Generating, storing and inverting sufficient power proved to be the most significant challenge to demonstrating the possibility of a low-carbon, high-amenity lifestyle on the boat. The objective was to power a full suite of mod cons using the boat’s solar array. We managed to power all DC systems (e.g. the water pump, ultra-efficient fridge, low-current LED lighting) primarily on solar power. However, powering the washing machine, rechargeable vacuum cleaner and Mac laptop proved trickier. They require AC input and thus require the use of the high-power inverter and so draw significantly from the batteries.
There were a number of situations where I had to run the diesel engines to keep the batteries sufficiently charged. A few consecutive cloudy days and the slightest glitch, such as leaving on the inverter, a water tap (and hence pump) running continuously (a beginner’s mistake never to be repeated) or even falling asleep with a few LED lights on, and the batteries were soon depleted.
We used a DC to DC converter (eg 12 V to 9 V) or a low power inverter (150 W) rather than the built in 800 watt inverter where possible (depending on the electronic device in use) and thus reduced energy losses. I became rather strategic about timing my use of energy; I also switched from my colossal MacBook to a small notebook computer with much lower energy needs (but still with full multimedia functionality including digital HDTV).
Spacing out laundry loads and charging appliances while ample direct sunlight was available were simple yet effective measures that helped reduce usage of the batteries.

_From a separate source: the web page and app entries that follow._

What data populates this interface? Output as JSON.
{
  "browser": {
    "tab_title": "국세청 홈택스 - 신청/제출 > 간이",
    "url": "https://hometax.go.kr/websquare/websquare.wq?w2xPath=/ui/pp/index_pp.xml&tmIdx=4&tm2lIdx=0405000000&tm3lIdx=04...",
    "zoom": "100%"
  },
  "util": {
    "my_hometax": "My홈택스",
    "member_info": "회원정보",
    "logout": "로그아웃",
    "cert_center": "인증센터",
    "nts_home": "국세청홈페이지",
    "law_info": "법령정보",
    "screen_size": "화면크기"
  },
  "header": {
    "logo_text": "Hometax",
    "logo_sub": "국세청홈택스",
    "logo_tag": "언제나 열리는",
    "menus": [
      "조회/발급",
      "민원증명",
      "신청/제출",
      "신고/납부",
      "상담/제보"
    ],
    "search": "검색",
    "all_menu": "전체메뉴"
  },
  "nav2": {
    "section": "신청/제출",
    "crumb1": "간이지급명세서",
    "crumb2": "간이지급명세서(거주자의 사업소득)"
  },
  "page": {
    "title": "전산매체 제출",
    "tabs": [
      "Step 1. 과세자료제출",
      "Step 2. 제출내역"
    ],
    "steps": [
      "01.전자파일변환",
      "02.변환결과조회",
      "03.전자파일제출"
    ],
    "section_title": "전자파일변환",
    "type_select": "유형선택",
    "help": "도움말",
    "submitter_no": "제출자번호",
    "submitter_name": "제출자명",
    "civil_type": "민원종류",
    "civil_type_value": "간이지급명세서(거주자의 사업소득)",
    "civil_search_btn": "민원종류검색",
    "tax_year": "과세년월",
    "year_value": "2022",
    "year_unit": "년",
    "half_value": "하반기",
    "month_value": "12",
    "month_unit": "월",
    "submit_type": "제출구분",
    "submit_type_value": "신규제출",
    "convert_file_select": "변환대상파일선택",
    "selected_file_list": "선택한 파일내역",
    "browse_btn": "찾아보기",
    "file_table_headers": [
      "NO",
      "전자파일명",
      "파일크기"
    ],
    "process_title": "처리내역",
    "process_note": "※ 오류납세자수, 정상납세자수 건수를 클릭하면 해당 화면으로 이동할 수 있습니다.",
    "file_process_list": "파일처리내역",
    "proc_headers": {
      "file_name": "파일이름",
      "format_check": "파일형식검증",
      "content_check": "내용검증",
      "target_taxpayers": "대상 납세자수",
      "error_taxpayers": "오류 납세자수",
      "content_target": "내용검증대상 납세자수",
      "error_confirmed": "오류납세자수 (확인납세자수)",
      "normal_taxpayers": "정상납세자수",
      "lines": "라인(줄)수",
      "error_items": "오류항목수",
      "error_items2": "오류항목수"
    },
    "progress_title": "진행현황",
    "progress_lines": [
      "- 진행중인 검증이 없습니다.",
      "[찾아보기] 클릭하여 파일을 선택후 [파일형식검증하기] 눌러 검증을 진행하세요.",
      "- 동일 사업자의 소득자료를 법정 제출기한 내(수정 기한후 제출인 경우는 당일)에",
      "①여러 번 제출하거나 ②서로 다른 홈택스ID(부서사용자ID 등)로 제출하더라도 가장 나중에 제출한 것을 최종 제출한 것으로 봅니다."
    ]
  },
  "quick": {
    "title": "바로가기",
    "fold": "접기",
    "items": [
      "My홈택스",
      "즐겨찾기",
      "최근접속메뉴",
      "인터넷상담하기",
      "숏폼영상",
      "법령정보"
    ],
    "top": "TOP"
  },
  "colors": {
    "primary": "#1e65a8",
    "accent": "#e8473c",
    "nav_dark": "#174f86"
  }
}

It became possible to go for weeks without needing supplementary charging, so long as the days were sunny. Additional solar power and storage is still on the drawing board, to ensure sufficient energy is available without the need to run the engine after a couple of cloudy days.

Read the full article in ReNew 121